an Excursion into Actor Slash
Some of you may have come across Aestheticism Fanfic Archive. It is a large multi-fandom slash archive, but of a type that is not familiar to most slash readers. It hosts yaoi fanfiction, which as some of you may know, is usually defined as the Japanese equivalent of slash based on anime or Japanamation instead of Western TV series. The actually meaning is more complex, but it is not really relevant to thecurrent topic.
If you do visit, try scrolling down the subject list to find a fandom that's called X-Japan. With the exception of unfamiliar-sounding Japanese names, the stories maynot seem too different from what you usually read. But there is one catch. X-Japan is not a television show, not a movie, and not even an anime series. It is a popularrock band in Japan that has a devoted female following. Slash readers may begin to squirm. This is beginning to come uncomfortably close to actor slash. But at this point the story takes on a strange twist.
It seems that the members of X-Japan, instead of trying to deny the speculation of homosexuality that so often dog all-male bands, decided to capitalize on its appeal for female fans. They have authorized mangaka (comic artists) to create several graphic novels featuring the members of the band, all of which contain more than hints of homoeroticism. The stories in the Aestheticism archive are simply the tip of theiceberg. In Japan, you can find a large number of doujinshi (fan-produced comics, similar to fanzines) based on X-Japan for sale at trade shows and bookstores. Nor isthis an isolated case. It is a marketing strategy that is gaining popularity in Japan. Another popular anime series, Weib Kruez (White Cross), also features an all-male band that has a real-life counter part.

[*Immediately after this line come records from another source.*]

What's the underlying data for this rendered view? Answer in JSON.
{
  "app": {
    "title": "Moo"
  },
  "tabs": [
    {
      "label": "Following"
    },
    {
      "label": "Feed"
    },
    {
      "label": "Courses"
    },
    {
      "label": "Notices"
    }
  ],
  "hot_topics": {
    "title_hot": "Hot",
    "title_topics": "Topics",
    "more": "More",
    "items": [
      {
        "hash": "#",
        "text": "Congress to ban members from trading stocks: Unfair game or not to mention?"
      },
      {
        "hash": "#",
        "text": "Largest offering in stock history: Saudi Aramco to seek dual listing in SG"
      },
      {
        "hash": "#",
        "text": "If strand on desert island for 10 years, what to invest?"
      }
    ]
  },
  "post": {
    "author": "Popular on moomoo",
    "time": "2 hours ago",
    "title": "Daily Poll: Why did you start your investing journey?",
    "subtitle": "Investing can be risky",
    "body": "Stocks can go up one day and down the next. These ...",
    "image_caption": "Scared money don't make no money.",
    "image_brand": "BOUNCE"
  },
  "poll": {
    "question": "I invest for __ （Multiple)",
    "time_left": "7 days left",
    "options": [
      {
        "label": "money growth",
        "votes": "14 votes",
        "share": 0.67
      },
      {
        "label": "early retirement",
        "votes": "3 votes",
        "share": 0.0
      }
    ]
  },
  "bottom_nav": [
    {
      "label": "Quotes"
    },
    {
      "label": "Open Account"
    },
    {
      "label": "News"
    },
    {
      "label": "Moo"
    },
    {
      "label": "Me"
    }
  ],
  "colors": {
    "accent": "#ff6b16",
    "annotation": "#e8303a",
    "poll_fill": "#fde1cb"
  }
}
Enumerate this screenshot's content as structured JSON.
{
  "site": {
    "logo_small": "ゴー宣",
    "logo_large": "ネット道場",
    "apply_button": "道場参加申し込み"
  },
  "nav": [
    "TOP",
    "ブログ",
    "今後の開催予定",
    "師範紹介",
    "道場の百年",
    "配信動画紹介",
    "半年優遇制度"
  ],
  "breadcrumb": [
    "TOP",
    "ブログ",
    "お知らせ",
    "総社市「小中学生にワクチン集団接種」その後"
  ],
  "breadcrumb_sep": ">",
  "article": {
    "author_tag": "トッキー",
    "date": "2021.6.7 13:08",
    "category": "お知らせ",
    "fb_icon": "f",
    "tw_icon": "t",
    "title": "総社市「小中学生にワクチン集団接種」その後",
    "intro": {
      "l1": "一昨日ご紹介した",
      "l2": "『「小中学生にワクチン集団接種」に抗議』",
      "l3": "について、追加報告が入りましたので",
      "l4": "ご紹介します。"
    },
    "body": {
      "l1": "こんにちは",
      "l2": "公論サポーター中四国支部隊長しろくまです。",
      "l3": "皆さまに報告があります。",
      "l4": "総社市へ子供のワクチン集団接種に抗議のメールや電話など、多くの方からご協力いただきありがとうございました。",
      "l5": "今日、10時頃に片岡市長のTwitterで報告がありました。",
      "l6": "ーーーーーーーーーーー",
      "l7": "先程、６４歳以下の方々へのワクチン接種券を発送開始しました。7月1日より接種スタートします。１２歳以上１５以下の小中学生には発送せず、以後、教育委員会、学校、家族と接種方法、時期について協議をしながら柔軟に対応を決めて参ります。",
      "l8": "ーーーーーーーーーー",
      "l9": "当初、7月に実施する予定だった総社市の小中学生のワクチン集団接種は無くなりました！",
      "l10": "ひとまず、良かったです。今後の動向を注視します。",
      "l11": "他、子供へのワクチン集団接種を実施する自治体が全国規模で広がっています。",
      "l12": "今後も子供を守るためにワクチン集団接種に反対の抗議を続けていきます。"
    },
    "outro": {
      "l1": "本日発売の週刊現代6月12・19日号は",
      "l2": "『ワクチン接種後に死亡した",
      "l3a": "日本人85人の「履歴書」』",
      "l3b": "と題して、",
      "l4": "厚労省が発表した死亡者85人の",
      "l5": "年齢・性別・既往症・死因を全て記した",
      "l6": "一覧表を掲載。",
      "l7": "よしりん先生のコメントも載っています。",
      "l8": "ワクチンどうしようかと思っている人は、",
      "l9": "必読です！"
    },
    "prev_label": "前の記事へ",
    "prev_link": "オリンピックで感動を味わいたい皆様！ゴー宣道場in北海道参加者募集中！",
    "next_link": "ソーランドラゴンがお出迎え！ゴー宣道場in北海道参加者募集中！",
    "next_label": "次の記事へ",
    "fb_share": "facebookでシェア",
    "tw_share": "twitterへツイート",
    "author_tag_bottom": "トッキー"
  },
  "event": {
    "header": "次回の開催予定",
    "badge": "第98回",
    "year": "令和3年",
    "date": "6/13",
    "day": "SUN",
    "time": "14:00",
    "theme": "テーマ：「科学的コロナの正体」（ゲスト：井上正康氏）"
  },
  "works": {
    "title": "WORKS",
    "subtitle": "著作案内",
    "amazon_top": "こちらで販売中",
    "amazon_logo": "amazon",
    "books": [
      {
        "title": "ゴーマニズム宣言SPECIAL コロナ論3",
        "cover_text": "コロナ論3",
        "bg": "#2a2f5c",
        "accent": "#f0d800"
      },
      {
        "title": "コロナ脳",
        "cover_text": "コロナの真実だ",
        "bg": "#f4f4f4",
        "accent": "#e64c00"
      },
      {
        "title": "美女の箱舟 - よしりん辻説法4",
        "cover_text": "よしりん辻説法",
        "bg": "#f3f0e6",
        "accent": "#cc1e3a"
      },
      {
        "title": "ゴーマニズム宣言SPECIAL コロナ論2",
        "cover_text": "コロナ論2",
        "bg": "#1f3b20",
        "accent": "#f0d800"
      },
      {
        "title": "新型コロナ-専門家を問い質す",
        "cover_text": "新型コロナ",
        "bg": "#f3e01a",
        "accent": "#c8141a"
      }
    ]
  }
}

What are we Western slash readers to make of this? Perhaps slash is acceptable in this case since the band gave tacit permission to the fans. Perhaps Japanese cultureallows for a more flexible interpretation of copyright and privacy than the US. Perhaps the artistic personae of band members can be considered fictional creations, and therefore stories based on X-Japan are technically not actor slash. Remember David Bowie and Ziggy Stardust? And perhaps actors are public figures, and thus fans are allowed to take certain liberties.
Certainly stories featuring actors in non-sexual situations are socially acceptable. The recent short film "George Lucas in Love" and other parodies featuring Bill Gate should have made that clear enough. But actor slash is a touchier issue; I for one am extremely squeamish about it. I'm so squeamish, in fact, that I won't even write slash about any show featuring real people. Thus the escape into anime, where the characters are simply color and ink. Alas for me.
The readers are welcome to draw their own conclusions. But I would like this story to serve as a reminder that often what seems to be a black and white case of morality andethics is not so clear-cut in when viewed from another culture. And when it comes to slash, where art and fiction and fantasy intersect, style and interpretation almost always win out over morality.
A few links for people interested in finding out more.
Aestheticism Fanfic Archive
For some interesting essays on yaoi, slash, and culture:http://www.aestheticism.net/visitors/editor/index.htm(Jeanne's Addiction is especially recommended)
For more information on yaoi and terminology http://www.aestheticism.net/visitors/reference/yaoiglossary.htm
For information on X-Japan